_What to produce_
Return, from the material below, each line in which "Create" occurs.

_Exercise data_

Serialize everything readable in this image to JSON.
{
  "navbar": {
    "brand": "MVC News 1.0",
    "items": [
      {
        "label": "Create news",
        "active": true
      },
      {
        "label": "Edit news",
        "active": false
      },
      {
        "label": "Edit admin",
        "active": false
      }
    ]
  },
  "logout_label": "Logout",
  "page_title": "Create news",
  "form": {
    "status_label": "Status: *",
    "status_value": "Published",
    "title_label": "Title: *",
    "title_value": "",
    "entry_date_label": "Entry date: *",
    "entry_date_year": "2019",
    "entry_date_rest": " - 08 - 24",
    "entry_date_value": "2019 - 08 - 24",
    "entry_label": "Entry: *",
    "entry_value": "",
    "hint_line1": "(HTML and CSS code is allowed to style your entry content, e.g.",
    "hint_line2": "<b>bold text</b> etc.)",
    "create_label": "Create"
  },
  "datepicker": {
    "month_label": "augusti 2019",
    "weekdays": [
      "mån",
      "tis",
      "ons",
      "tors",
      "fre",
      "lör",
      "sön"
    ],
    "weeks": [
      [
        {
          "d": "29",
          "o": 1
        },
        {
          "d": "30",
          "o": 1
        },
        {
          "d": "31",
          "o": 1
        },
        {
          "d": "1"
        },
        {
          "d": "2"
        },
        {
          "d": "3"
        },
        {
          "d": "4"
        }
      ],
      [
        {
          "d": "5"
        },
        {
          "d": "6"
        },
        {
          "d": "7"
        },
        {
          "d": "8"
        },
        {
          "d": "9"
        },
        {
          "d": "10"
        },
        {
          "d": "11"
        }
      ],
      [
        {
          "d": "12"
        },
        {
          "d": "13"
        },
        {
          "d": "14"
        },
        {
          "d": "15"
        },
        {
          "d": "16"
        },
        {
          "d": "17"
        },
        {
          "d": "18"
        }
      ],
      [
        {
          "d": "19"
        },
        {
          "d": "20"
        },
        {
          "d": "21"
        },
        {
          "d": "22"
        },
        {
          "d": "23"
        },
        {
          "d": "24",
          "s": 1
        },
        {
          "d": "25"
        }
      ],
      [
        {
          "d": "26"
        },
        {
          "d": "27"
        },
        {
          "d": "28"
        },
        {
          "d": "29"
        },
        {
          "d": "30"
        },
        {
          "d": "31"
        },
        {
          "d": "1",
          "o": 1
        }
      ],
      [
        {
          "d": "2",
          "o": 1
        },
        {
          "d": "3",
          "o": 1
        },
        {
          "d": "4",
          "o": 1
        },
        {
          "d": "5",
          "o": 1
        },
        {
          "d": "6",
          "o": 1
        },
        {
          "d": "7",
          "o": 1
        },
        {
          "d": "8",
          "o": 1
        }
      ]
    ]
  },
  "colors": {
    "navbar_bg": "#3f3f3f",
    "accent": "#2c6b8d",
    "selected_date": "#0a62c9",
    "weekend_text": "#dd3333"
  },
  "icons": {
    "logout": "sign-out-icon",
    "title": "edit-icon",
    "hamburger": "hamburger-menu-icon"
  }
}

_Your response_
        "label": "Create news",
  "page_title": "Create news",
    "create_label": "Create"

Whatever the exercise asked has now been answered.